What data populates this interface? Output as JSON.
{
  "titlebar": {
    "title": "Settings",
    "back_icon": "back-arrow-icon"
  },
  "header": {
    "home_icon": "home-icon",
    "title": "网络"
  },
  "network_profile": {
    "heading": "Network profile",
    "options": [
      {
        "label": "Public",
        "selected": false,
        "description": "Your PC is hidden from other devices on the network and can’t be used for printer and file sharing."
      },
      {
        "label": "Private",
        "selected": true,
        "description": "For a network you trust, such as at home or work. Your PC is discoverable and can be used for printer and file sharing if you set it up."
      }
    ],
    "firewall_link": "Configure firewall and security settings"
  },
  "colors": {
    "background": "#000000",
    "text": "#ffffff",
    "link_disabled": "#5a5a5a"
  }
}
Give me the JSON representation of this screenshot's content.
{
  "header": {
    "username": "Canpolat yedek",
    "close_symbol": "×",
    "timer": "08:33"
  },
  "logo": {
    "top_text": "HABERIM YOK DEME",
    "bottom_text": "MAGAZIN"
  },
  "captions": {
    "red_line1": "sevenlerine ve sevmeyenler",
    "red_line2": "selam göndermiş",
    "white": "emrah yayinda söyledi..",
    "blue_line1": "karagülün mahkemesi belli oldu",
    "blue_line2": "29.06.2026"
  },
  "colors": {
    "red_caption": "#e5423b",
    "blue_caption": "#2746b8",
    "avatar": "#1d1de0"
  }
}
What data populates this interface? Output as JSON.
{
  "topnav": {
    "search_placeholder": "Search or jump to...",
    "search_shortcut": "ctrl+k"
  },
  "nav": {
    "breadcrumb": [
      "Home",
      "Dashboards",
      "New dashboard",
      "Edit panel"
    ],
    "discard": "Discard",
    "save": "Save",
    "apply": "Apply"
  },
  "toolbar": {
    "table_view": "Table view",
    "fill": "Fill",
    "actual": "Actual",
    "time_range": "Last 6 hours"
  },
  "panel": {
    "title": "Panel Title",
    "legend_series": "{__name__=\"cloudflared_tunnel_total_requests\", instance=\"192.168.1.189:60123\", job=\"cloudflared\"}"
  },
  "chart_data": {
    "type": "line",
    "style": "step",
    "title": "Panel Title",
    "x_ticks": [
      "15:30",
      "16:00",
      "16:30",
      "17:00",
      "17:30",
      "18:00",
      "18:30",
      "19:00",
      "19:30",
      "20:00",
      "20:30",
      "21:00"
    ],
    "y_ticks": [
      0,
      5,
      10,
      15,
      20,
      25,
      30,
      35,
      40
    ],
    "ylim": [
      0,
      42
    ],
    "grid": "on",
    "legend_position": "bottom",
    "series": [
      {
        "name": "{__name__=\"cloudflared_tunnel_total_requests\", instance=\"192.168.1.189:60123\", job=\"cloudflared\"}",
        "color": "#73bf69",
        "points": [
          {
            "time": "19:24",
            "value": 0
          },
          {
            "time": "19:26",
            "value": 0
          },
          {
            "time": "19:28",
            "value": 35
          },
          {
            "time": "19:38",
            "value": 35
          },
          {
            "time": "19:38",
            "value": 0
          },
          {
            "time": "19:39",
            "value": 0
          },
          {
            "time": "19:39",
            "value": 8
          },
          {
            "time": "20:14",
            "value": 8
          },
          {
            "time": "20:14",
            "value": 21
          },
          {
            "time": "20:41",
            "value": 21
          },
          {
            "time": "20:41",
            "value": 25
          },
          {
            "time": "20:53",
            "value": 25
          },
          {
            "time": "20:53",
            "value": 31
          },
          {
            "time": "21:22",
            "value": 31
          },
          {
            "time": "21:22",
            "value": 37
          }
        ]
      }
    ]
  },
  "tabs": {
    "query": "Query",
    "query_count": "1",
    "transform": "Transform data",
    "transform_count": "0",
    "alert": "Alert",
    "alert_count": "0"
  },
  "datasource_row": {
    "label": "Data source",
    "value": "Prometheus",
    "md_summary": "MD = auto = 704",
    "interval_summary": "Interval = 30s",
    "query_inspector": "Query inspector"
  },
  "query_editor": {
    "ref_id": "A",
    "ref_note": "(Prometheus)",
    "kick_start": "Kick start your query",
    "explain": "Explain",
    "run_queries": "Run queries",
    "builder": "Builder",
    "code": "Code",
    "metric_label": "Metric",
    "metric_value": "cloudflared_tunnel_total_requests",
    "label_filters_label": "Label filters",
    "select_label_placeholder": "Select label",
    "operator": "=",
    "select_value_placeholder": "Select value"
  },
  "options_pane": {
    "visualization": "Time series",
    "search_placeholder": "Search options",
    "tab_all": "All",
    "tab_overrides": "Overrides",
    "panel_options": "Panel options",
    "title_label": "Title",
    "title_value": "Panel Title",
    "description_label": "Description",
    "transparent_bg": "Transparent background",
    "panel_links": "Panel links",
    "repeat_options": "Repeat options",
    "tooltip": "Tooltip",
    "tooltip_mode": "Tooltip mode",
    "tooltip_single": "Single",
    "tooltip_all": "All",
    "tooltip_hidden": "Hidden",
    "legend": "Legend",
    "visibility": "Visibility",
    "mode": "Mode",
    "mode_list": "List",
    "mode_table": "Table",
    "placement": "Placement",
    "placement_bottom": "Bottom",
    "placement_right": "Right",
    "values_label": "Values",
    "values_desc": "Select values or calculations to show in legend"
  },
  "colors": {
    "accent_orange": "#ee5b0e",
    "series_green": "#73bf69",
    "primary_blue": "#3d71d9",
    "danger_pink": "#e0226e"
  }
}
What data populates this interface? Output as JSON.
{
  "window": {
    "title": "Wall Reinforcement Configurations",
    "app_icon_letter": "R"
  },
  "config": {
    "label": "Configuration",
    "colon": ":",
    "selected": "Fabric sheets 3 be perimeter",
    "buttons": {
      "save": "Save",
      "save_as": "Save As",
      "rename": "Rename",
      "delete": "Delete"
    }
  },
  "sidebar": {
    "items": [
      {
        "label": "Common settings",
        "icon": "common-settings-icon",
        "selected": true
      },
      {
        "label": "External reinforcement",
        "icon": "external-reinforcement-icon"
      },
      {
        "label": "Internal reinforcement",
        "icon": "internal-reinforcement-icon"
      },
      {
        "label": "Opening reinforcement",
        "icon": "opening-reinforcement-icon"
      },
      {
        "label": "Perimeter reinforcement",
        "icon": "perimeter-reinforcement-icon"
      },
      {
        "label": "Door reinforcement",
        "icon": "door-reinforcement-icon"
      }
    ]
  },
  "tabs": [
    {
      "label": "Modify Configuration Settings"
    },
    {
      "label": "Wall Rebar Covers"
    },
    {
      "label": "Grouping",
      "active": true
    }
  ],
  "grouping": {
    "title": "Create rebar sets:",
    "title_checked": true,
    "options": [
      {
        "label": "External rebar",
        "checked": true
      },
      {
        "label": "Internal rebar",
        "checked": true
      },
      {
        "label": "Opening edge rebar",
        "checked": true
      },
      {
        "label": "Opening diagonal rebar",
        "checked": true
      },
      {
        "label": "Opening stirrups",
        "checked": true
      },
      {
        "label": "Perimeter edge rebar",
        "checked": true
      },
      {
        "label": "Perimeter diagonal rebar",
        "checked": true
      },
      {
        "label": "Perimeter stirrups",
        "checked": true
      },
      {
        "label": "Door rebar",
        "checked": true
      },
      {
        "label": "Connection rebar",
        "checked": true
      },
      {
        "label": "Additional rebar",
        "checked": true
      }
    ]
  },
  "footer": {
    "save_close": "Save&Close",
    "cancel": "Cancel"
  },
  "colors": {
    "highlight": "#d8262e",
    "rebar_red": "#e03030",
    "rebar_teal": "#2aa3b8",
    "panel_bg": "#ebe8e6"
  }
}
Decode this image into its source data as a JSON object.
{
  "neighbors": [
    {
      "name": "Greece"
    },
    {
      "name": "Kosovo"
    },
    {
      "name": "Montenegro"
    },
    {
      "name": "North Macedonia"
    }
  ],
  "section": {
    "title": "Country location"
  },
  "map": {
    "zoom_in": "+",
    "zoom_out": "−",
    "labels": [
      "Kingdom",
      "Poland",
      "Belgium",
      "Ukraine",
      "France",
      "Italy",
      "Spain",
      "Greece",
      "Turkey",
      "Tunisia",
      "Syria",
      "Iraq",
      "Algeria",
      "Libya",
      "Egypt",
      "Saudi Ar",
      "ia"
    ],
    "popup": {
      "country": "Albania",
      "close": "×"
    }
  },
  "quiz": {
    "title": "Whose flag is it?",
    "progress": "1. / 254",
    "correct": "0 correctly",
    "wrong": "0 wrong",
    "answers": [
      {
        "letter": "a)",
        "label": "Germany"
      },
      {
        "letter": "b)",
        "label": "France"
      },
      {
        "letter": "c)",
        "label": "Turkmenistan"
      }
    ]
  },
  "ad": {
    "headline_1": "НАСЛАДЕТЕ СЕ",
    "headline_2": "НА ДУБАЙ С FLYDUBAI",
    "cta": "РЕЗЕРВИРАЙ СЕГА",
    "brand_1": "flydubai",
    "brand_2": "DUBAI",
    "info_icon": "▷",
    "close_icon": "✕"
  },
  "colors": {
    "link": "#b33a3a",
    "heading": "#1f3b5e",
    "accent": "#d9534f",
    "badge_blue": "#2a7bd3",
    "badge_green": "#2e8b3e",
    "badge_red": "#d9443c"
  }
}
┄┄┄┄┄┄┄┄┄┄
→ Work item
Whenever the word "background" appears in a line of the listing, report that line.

→ Written answer
    "background": "#000000",
    "transparent_bg": "Transparent background",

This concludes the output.